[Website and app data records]

^^^^^^^^^^^^^^^^

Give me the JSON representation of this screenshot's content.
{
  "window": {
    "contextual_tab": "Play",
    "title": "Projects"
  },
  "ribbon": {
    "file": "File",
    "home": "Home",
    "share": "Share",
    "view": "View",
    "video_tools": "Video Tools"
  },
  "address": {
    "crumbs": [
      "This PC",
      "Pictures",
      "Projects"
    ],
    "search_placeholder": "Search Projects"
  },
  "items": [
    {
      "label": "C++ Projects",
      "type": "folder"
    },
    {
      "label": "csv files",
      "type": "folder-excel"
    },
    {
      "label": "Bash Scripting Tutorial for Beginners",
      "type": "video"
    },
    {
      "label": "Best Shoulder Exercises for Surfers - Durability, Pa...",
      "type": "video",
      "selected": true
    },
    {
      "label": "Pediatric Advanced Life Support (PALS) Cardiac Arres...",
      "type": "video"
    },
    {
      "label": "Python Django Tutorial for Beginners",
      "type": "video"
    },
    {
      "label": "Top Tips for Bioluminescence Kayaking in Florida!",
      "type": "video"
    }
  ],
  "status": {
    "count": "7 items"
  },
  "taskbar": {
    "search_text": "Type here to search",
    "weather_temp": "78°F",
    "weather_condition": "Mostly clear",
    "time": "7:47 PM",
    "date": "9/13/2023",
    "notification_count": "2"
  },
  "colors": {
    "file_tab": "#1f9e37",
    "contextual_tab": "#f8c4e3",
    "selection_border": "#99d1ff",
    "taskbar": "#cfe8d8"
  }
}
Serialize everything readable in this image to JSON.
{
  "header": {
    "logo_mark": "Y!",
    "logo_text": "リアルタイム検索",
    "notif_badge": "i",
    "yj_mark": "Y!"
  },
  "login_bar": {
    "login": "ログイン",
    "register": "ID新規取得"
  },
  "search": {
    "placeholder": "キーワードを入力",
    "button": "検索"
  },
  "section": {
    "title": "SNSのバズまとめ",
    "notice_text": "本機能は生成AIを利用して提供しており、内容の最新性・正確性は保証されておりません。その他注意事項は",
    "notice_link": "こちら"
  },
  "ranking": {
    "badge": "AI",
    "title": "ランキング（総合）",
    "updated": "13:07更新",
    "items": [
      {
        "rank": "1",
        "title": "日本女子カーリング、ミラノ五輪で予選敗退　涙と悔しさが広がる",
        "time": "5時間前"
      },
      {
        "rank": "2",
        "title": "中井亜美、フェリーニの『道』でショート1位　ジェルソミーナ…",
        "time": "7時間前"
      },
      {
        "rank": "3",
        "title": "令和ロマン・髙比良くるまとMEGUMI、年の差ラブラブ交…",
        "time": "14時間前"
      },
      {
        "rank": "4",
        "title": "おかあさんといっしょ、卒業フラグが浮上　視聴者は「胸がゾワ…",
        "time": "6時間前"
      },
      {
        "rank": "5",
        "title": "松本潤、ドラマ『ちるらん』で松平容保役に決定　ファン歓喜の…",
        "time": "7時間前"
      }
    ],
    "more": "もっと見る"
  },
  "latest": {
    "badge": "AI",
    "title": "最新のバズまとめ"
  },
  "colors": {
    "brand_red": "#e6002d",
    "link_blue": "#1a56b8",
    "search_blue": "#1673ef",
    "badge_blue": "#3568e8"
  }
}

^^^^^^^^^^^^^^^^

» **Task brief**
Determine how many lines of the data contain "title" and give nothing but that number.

» **Output**
9